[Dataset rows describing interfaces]

Segment Open

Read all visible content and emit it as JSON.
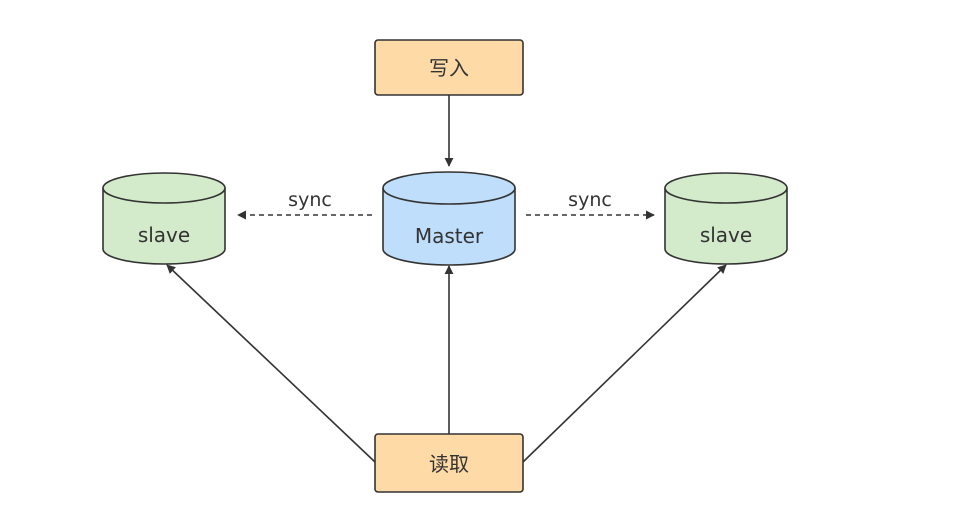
{
  "nodes": {
    "write": {
      "label": "写入",
      "shape": "rounded-rectangle",
      "fill": "#FDDAA6",
      "stroke": "#333333"
    },
    "master": {
      "label": "Master",
      "shape": "cylinder",
      "fill": "#BEDEFB",
      "stroke": "#333333"
    },
    "slave_left": {
      "label": "slave",
      "shape": "cylinder",
      "fill": "#D3EACB",
      "stroke": "#333333"
    },
    "slave_right": {
      "label": "slave",
      "shape": "cylinder",
      "fill": "#D3EACB",
      "stroke": "#333333"
    },
    "read": {
      "label": "读取",
      "shape": "rounded-rectangle",
      "fill": "#FDDAA6",
      "stroke": "#333333"
    }
  },
  "edges": {
    "write_to_master": {
      "from": "write",
      "to": "master",
      "style": "solid"
    },
    "sync_left": {
      "from": "master",
      "to": "slave_left",
      "label": "sync",
      "style": "dashed"
    },
    "sync_right": {
      "from": "master",
      "to": "slave_right",
      "label": "sync",
      "style": "dashed"
    },
    "read_to_master": {
      "from": "read",
      "to": "master",
      "style": "solid"
    },
    "read_to_slave_left": {
      "from": "read",
      "to": "slave_left",
      "style": "solid"
    },
    "read_to_slave_right": {
      "from": "read",
      "to": "slave_right",
      "style": "solid"
    }
  },
  "colors": {
    "line": "#333333",
    "box_fill": "#FDDAA6",
    "master_fill": "#BEDEFB",
    "slave_fill": "#D3EACB"
  }
}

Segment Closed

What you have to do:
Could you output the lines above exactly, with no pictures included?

Reply to the task:
Read all visible content and emit it as JSON.
{
  "nodes": {
    "write": {
      "label": "写入",
      "shape": "rounded-rectangle",
      "fill": "#FDDAA6",
      "stroke": "#333333"
    },
    "master": {
      "label": "Master",
      "shape": "cylinder",
      "fill": "#BEDEFB",
      "stroke": "#333333"
    },
    "slave_left": {
      "label": "slave",
      "shape": "cylinder",
      "fill": "#D3EACB",
      "stroke": "#333333"
    },
    "slave_right": {
      "label": "slave",
      "shape": "cylinder",
      "fill": "#D3EACB",
      "stroke": "#333333"
    },
    "read": {
      "label": "读取",
      "shape": "rounded-rectangle",
      "fill": "#FDDAA6",
      "stroke": "#333333"
    }
  },
  "edges": {
    "write_to_master": {
      "from": "write",
      "to": "master",
      "style": "solid"
    },
    "sync_left": {
      "from": "master",
      "to": "slave_left",
      "label": "sync",
      "style": "dashed"
    },
    "sync_right": {
      "from": "master",
      "to": "slave_right",
      "label": "sync",
      "style": "dashed"
    },
    "read_to_master": {
      "from": "read",
      "to": "master",
      "style": "solid"
    },
    "read_to_slave_left": {
      "from": "read",
      "to": "slave_left",
      "style": "solid"
    },
    "read_to_slave_right": {
      "from": "read",
      "to": "slave_right",
      "style": "solid"
    }
  },
  "colors": {
    "line": "#333333",
    "box_fill": "#FDDAA6",
    "master_fill": "#BEDEFB",
    "slave_fill": "#D3EACB"
  }
}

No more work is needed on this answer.